With the release of the Resident Evil 2 remake, I’m inclined to believe the popular survival horror series is about to enter another golden age. But we can’t forget about 2017’s Resident Evil 7 either, which in itself was an enjoyable and fantastic schlocky B-movie style horror game to romp through.
We know that both the Resident Evil 2 remake and Resident Evil 7 are great survival horror games, but there can only be one winner. In this article, we’re going to compare both games in three different categories: story, gameplay, and horror factor. At the end, we’ll crown our winner. Let’s get started.
Resident Evil 2 Remake vs. Resident Evil 7
Round 1: Story and Writing
This is an interesting category, simply because the story elements of the Resident Evil series have never been particularly strong.
After all, this is the same series where we had Code: Veronica build up the idea that Umbrella was up to all kinds of crazy shit, only to find out in the very next game (Resident Evil 4) that Umbrella had somehow dissolved during the time span between those games. Okay.
However, both RE2 and RE7 actually have pretty great contained stories. Starting with Resident Evil 7, a big part of what made this game such a hit in 2017 was the fact that we were introduced to Ethan Winters as a new protagonist.
This was a guy who was completely new to all of the series’ virus shenanigans, and more importantly, he had little combat experience, which made the game that much more tense.
Ethan is the everyman that now-veterans Chris, Jill, Leon, and Claire used to be in their respective games. Ethan’s story was simple as well: head to Louisiana to find his wife, who had gone missing three years ago. Right from the start, you’re invested in Ethan’s quest to find Mia, and his genuine reactions to all the horror around him made him relatable.
The overall plot does fall somewhat flat in the end, especially when RE7 starts to lean into the “scary little girl” horror movie trope, but everything leading up to that had been great.
RE7 also impressed me with the way it handled its villain. While, yes, she is the creepy little girl that likes to get all up in our faces, Capcom did a nice job of making her a sympathetic character at the end of the game.
On the flip side, Resident Evil 2’s setup is considered a classic at this point. Rookie cop Leon gets ambushed by zombies on his first day to work, while Claire is in Raccoon City looking for her brother Chris.
The remake fleshes out the story greatly, including new plot points that help to round out the story a bit more, and making the characters feel more like human beings rather than meme-worthy caricatures. The relationships between Leon and Ada, and Claire and Sherry respectively are incredibly well-done in the remake.

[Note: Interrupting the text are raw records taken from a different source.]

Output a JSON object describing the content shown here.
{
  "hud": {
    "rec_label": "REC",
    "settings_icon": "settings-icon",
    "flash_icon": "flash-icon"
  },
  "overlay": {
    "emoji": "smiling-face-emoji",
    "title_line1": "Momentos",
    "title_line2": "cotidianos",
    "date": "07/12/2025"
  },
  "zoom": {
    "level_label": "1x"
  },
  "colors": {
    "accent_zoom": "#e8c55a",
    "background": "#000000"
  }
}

Both Ada and Sherry, in particular, have more depth and nuance to them this time around.
It’s certainly worth noting that the writing in this game is much better as well, and that becomes very evident in the documents you pick up. For instance, in the original game, you could find Chris’ diary in the STARS Office, which divulged every little detail and thought that went through his head.
In the remake, on the other hand, Chris’ plans post-RE2 are not immediately obvious, and we only ever get a slightly cryptic clue in the form of a letter that gives us a hint to his intentions.
As great as Leon and Ada are, though, the real stars of this remake are definitely Claire and Sherry. Sherry has finally graduated from being the annoying little girl to a very sympathetic character that you can actually root for over the course of the game.
Despite how inconsistent Claire’s portrayals in the series have been, Capcom got her just right in the remake, presenting her as a badass who gets shit done when the need arises, but also not forgetting her kind and motherly side when it comes to people she cares about.
Winner: It’s got to be Resident Evil 2, but by an extremely slight margin. Capcom’s writing in the Resident Evil series has gotten better over the years, allowing Resident Evil 7 to blossom as a pretty tightly written horror adventure.
However, Resident Evil 2 always had great story potential, even during the PS1 days, and Capcom was able to capitalize on that and deliver a story with extremely likable heroes, and equally despicable degenerate villains.